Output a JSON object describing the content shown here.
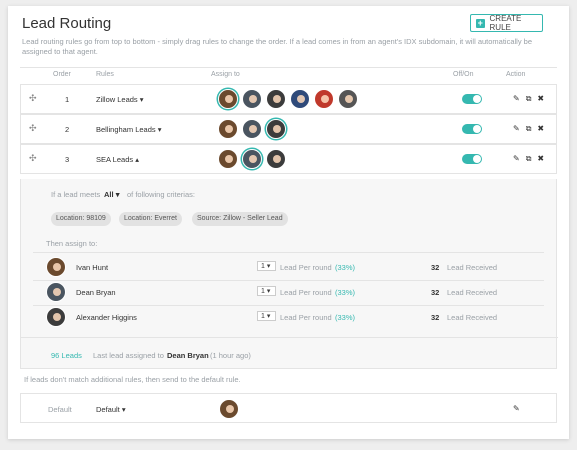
{
  "header": {
    "title": "Lead Routing",
    "create_button": "CREATE RULE",
    "description": "Lead routing rules go from top to bottom - simply drag rules to change the order. If a lead comes in from an agent's IDX subdomain, it will automatically be assigned to that agent."
  },
  "columns": {
    "order": "Order",
    "rules": "Rules",
    "assign_to": "Assign to",
    "off_on": "Off/On",
    "action": "Action"
  },
  "rules": [
    {
      "order": "1",
      "name": "Zillow Leads",
      "toggle_on": true
    },
    {
      "order": "2",
      "name": "Bellingham Leads",
      "toggle_on": true
    },
    {
      "order": "3",
      "name": "SEA Leads",
      "toggle_on": true
    }
  ],
  "expanded": {
    "criteria_prefix": "If a lead meets",
    "criteria_select": "All",
    "criteria_suffix": "of following criterias:",
    "tags": [
      "Location: 98109",
      "Location: Everret",
      "Source: Zillow - Seller Lead"
    ],
    "then_assign": "Then assign to:",
    "agents": [
      {
        "name": "Ivan Hunt",
        "per_round": "1",
        "per_round_label": "Lead Per round",
        "percent": "(33%)",
        "received": "32",
        "received_label": "Lead Received"
      },
      {
        "name": "Dean Bryan",
        "per_round": "1",
        "per_round_label": "Lead Per round",
        "percent": "(33%)",
        "received": "32",
        "received_label": "Lead Received"
      },
      {
        "name": "Alexander Higgins",
        "per_round": "1",
        "per_round_label": "Lead Per round",
        "percent": "(33%)",
        "received": "32",
        "received_label": "Lead Received"
      }
    ],
    "leads_count": "96 Leads",
    "last_assigned_prefix": "Last lead assigned to",
    "last_assigned_name": "Dean Bryan",
    "last_assigned_time": "(1 hour ago)"
  },
  "footer_note": "If leads don't match additional rules, then send to the default rule.",
  "default_rule": {
    "order": "Default",
    "name": "Default"
  },
  "colors": {
    "accent": "#35b8b0"
  },
  "icons": {
    "drag": "drag-handle-icon",
    "edit": "pencil-icon",
    "copy": "copy-icon",
    "delete": "close-icon",
    "plus": "plus-icon"
  }
}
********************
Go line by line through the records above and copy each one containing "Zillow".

      "name": "Zillow Leads",
      "Source: Zillow - Seller Lead"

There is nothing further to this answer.